___ Source records

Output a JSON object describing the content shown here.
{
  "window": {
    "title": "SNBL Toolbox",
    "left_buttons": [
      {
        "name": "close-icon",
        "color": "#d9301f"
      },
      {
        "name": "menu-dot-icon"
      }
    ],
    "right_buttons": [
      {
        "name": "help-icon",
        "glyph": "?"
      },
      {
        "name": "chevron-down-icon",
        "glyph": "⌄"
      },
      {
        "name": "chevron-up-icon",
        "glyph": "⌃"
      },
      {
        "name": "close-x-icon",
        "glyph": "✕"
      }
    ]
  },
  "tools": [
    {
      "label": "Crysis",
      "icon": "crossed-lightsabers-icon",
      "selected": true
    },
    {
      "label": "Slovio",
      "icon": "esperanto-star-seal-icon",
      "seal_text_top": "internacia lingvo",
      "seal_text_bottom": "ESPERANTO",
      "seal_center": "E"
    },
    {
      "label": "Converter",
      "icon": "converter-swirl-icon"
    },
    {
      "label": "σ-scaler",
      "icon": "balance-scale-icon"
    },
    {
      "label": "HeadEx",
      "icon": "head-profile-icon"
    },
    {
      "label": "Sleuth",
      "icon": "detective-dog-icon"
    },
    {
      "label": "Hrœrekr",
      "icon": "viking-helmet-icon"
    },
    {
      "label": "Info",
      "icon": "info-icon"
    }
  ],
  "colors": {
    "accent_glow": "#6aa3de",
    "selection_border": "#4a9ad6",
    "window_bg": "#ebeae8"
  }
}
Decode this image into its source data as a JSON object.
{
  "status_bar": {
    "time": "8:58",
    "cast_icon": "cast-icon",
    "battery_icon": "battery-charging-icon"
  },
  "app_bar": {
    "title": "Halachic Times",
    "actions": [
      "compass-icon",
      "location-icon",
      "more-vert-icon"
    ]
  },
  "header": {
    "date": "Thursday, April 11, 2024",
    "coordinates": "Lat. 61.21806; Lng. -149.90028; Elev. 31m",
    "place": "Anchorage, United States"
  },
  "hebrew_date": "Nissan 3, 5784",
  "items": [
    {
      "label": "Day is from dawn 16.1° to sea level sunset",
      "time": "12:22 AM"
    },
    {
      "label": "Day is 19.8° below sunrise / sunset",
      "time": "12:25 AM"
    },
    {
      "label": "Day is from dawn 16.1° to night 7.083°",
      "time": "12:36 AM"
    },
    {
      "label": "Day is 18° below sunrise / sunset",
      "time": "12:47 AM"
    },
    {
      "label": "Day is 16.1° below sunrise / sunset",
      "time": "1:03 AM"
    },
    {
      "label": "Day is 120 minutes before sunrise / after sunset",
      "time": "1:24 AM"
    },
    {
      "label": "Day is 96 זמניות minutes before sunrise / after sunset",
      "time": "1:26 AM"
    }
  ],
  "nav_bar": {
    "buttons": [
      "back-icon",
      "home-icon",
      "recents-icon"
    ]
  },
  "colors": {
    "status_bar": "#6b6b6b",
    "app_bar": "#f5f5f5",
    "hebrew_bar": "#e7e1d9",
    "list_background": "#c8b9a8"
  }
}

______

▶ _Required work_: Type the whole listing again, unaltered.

▶ _Result for this exercise_:
Output a JSON object describing the content shown here.
{
  "window": {
    "title": "SNBL Toolbox",
    "left_buttons": [
      {
        "name": "close-icon",
        "color": "#d9301f"
      },
      {
        "name": "menu-dot-icon"
      }
    ],
    "right_buttons": [
      {
        "name": "help-icon",
        "glyph": "?"
      },
      {
        "name": "chevron-down-icon",
        "glyph": "⌄"
      },
      {
        "name": "chevron-up-icon",
        "glyph": "⌃"
      },
      {
        "name": "close-x-icon",
        "glyph": "✕"
      }
    ]
  },
  "tools": [
    {
      "label": "Crysis",
      "icon": "crossed-lightsabers-icon",
      "selected": true
    },
    {
      "label": "Slovio",
      "icon": "esperanto-star-seal-icon",
      "seal_text_top": "internacia lingvo",
      "seal_text_bottom": "ESPERANTO",
      "seal_center": "E"
    },
    {
      "label": "Converter",
      "icon": "converter-swirl-icon"
    },
    {
      "label": "σ-scaler",
      "icon": "balance-scale-icon"
    },
    {
      "label": "HeadEx",
      "icon": "head-profile-icon"
    },
    {
      "label": "Sleuth",
      "icon": "detective-dog-icon"
    },
    {
      "label": "Hrœrekr",
      "icon": "viking-helmet-icon"
    },
    {
      "label": "Info",
      "icon": "info-icon"
    }
  ],
  "colors": {
    "accent_glow": "#6aa3de",
    "selection_border": "#4a9ad6",
    "window_bg": "#ebeae8"
  }
}
Decode this image into its source data as a JSON object.
{
  "status_bar": {
    "time": "8:58",
    "cast_icon": "cast-icon",
    "battery_icon": "battery-charging-icon"
  },
  "app_bar": {
    "title": "Halachic Times",
    "actions": [
      "compass-icon",
      "location-icon",
      "more-vert-icon"
    ]
  },
  "header": {
    "date": "Thursday, April 11, 2024",
    "coordinates": "Lat. 61.21806; Lng. -149.90028; Elev. 31m",
    "place": "Anchorage, United States"
  },
  "hebrew_date": "Nissan 3, 5784",
  "items": [
    {
      "label": "Day is from dawn 16.1° to sea level sunset",
      "time": "12:22 AM"
    },
    {
      "label": "Day is 19.8° below sunrise / sunset",
      "time": "12:25 AM"
    },
    {
      "label": "Day is from dawn 16.1° to night 7.083°",
      "time": "12:36 AM"
    },
    {
      "label": "Day is 18° below sunrise / sunset",
      "time": "12:47 AM"
    },
    {
      "label": "Day is 16.1° below sunrise / sunset",
      "time": "1:03 AM"
    },
    {
      "label": "Day is 120 minutes before sunrise / after sunset",
      "time": "1:24 AM"
    },
    {
      "label": "Day is 96 זמניות minutes before sunrise / after sunset",
      "time": "1:26 AM"
    }
  ],
  "nav_bar": {
    "buttons": [
      "back-icon",
      "home-icon",
      "recents-icon"
    ]
  },
  "colors": {
    "status_bar": "#6b6b6b",
    "app_bar": "#f5f5f5",
    "hebrew_bar": "#e7e1d9",
    "list_background": "#c8b9a8"
  }
}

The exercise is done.